Store by pressing CTRL + X and "Y" and exit nano again.
In the folder /opt/FHEM should contain db.conf and are fhem.db.

Rights are given by:

Chmod-R g + w fhem.db

ChmodR o + w fhem.db


Then in the Fhem command line :

define myDbLog DBLOG /opt/fhem/db.conf *:.. *

Well I never checked the folder /opt/fhem and assumed they were there. So I could not get DBLOG to work. I received a message that I had to be a user. I liked the graphs with the front end but wanted more. After troubleshooting I opened up the directory and the files were not there ! I executed the sqlite3 fhem.db again and still nothing. Hmm..image So I decided to execute the command at the root. Sure enough the fhem.db was created. I moved it to /opt/fhem folder and created my tables. Now I had access to DBLOG. It is a very versatile graphing tool and worth the effort to have access to it.

STM 310


Now about that sensor. Yes I came into this project knowing very little about the sensors. I chose this sensor as a possible tracking tool to measure distance, velocity and acceleration of the movement of an object. The sensor was immediate recognized by Fhem and assigned a unique number. The magnet is the actuary and when it comes near the sensor the circuit will close and moving it away the circuit will open. A telegram is sent to Fhem with a time stamp showing when it changes from Open or Closed state. With Dblog I had many new choices for graphing. The software allowed one reading called State to be graphed with different statistical functions i.e. Hourly Count. So what I can do with Hourly Count ?


Well I have measured the magnet trip due to motion at 6.5cm per trip.
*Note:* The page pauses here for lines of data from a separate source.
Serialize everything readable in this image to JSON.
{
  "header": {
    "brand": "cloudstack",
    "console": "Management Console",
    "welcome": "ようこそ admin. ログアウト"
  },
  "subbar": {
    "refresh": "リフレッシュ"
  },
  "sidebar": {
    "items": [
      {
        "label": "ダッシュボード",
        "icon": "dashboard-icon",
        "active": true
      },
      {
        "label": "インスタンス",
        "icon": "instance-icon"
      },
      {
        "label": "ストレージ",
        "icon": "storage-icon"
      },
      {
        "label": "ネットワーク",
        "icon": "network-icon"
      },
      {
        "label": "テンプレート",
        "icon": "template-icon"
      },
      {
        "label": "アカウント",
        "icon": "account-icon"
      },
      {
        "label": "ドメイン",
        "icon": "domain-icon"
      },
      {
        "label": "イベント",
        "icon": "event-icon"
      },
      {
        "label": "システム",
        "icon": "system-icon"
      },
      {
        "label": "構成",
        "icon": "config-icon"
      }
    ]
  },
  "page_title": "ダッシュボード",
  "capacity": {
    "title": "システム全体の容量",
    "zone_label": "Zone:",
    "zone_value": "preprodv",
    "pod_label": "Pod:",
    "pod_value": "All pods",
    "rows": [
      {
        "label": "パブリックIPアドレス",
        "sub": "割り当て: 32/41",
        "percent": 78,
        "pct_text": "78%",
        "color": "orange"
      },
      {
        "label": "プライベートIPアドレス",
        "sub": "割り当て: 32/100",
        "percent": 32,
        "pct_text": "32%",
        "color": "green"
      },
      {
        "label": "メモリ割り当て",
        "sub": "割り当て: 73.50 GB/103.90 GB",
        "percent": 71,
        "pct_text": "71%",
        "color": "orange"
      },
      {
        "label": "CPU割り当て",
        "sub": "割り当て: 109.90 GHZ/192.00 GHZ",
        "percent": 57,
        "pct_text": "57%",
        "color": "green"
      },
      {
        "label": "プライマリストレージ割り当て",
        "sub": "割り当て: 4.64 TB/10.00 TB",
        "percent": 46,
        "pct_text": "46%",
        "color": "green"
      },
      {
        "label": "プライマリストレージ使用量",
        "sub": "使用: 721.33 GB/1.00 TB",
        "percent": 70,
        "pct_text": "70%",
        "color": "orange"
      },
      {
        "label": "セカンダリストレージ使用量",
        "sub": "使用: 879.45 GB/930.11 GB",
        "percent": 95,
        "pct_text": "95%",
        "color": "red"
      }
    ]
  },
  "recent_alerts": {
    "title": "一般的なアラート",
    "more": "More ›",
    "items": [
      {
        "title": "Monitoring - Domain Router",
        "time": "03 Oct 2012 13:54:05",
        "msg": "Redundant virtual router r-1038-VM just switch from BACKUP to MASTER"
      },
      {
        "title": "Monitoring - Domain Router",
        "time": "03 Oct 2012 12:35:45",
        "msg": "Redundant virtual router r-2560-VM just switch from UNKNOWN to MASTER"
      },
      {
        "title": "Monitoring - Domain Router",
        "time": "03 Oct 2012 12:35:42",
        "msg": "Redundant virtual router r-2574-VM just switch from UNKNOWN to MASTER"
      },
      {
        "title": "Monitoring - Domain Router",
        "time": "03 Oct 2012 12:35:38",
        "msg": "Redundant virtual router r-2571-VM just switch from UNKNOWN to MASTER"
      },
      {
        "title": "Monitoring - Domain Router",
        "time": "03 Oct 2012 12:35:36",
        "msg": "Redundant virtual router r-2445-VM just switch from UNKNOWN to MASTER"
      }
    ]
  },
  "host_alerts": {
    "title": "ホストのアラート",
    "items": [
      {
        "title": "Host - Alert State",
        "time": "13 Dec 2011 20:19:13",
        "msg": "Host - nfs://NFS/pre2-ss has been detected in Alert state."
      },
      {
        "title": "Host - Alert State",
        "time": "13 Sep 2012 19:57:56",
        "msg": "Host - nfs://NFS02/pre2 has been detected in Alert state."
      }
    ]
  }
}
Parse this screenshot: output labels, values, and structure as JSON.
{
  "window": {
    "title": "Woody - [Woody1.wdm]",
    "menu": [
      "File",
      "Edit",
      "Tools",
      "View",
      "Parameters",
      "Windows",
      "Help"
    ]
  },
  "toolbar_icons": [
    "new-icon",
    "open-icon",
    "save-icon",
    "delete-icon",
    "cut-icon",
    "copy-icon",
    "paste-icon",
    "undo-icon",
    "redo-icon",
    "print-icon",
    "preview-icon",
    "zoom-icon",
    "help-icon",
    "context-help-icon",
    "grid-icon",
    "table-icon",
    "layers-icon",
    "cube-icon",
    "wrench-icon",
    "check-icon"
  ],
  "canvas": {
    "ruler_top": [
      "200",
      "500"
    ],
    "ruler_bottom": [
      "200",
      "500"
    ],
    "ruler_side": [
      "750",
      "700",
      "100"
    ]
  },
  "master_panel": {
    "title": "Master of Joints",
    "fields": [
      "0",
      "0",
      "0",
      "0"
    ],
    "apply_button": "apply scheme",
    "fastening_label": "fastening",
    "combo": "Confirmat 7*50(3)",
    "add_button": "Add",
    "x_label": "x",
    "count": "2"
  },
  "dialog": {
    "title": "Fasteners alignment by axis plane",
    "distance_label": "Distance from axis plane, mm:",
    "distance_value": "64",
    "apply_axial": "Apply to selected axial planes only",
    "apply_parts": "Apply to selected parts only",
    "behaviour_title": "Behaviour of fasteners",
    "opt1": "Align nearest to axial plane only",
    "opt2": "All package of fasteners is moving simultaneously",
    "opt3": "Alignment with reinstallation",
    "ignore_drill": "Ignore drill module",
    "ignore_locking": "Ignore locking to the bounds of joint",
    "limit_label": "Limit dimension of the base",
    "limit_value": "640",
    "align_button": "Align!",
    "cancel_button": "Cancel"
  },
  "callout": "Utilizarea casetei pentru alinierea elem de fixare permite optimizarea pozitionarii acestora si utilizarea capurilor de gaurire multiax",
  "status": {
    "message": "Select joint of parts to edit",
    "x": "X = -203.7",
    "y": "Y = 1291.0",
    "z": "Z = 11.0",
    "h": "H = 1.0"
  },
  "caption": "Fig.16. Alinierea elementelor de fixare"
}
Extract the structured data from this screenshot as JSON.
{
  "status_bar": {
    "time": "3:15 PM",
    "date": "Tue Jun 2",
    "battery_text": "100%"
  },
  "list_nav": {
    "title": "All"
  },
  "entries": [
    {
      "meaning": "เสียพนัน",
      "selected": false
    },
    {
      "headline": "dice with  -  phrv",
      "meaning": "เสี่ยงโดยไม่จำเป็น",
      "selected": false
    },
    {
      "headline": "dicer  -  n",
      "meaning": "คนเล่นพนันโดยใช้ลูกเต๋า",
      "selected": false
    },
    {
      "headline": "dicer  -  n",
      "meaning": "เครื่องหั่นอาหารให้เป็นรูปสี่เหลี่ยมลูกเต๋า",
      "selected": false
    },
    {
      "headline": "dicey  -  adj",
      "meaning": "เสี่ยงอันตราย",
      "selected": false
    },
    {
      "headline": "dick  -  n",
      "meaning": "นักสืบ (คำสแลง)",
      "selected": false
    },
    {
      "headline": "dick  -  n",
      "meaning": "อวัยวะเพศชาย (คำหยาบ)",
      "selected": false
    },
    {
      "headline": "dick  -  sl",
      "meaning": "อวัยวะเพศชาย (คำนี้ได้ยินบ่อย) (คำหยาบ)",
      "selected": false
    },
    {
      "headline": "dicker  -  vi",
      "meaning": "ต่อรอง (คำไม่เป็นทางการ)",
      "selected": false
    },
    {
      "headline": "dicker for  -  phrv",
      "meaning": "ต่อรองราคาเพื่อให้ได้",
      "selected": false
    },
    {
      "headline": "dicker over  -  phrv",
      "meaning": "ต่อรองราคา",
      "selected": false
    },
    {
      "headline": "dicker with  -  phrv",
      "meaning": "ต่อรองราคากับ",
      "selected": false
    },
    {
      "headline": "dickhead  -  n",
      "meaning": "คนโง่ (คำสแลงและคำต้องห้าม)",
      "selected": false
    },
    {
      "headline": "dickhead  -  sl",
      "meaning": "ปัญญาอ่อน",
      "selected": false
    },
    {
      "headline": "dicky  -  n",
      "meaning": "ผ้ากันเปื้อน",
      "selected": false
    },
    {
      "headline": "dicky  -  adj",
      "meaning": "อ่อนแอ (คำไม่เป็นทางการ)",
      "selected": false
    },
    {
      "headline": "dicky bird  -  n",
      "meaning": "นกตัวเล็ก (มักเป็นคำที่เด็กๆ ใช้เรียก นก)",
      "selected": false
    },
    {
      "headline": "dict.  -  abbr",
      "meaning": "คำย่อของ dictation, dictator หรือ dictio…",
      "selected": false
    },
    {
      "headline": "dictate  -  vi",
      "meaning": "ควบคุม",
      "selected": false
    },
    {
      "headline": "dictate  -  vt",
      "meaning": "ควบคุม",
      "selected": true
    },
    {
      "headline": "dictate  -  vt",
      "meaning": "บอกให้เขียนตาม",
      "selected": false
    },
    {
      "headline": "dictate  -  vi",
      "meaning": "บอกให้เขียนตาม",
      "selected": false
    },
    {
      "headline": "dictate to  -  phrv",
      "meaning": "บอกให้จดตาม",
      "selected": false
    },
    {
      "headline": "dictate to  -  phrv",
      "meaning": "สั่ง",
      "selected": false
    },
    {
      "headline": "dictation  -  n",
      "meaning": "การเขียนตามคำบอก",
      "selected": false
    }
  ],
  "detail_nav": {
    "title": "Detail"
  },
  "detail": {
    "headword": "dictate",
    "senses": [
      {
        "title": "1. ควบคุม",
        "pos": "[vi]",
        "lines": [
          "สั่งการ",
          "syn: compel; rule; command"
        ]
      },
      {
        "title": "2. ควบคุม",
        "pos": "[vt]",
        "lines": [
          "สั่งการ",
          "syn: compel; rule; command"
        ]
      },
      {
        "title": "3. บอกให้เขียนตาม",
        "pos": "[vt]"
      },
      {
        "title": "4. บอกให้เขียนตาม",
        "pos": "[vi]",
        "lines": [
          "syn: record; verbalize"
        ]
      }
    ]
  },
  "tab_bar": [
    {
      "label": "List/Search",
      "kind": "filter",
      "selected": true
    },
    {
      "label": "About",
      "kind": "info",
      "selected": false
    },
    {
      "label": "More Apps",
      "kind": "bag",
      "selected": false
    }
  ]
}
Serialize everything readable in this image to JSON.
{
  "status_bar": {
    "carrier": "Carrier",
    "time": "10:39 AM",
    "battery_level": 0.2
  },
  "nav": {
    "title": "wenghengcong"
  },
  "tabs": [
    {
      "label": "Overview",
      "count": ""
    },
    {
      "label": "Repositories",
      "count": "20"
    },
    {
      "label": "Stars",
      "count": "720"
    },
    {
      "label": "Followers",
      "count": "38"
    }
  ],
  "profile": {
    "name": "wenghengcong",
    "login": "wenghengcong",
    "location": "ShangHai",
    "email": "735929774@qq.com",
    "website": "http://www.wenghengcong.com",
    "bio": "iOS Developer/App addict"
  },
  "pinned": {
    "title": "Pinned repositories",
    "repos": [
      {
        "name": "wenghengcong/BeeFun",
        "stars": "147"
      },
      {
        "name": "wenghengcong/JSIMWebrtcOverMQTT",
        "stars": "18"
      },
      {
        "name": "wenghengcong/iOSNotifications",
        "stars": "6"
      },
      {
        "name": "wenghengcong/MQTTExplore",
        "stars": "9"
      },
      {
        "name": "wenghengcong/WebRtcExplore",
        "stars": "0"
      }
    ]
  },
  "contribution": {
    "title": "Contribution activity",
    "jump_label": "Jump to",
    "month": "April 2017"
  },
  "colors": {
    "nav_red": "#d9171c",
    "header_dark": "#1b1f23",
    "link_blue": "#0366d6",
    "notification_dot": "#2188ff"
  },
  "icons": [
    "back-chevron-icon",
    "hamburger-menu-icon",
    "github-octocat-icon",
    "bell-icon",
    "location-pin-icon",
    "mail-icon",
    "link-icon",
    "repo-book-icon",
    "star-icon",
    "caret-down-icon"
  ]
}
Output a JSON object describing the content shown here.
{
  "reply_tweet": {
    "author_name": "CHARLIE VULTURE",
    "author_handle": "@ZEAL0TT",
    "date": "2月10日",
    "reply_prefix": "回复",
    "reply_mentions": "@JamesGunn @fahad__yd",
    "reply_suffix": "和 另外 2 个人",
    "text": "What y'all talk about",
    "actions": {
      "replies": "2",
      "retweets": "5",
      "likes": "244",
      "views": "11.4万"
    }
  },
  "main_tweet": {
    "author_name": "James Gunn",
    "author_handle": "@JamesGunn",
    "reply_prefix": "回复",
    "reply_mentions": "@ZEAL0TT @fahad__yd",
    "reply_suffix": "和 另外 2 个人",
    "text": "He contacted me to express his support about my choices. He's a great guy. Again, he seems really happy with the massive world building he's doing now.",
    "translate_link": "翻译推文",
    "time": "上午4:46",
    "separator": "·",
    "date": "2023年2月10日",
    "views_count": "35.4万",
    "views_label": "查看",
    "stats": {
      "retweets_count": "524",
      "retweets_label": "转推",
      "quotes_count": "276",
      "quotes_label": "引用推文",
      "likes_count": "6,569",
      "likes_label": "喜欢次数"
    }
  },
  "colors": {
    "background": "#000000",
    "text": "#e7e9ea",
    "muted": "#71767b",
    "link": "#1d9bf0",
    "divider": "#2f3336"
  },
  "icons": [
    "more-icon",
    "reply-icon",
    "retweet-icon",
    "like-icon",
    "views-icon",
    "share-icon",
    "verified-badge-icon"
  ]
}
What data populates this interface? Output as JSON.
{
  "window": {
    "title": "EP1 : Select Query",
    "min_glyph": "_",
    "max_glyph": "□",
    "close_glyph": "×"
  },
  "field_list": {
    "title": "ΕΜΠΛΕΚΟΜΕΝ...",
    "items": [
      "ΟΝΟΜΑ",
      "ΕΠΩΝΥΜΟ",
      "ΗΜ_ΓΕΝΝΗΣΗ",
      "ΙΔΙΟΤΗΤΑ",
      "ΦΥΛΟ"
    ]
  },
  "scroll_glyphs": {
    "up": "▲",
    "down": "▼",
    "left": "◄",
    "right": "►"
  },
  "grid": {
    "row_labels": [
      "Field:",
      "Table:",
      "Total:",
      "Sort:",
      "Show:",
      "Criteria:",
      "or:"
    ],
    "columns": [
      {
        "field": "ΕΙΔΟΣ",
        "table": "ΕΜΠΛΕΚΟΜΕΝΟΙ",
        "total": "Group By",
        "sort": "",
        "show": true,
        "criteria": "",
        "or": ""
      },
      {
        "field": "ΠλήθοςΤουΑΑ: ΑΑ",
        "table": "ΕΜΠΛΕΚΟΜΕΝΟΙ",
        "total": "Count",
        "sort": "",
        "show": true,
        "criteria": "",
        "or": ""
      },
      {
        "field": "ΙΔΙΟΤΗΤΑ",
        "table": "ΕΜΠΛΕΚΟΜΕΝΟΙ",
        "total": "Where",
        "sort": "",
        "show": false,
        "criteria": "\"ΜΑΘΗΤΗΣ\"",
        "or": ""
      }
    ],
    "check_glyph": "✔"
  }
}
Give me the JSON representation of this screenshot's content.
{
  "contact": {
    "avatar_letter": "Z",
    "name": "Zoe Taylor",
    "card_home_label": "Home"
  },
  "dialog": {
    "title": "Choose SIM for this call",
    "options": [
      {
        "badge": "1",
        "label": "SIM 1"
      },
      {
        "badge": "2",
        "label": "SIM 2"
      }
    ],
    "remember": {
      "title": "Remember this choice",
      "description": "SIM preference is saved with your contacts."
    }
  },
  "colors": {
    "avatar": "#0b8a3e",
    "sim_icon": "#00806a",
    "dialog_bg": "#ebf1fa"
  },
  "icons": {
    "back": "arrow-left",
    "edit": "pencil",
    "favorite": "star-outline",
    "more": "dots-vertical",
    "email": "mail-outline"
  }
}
Ran out of time for completion. Will continue though.


Thanks to Element 14 !




Pulse Counting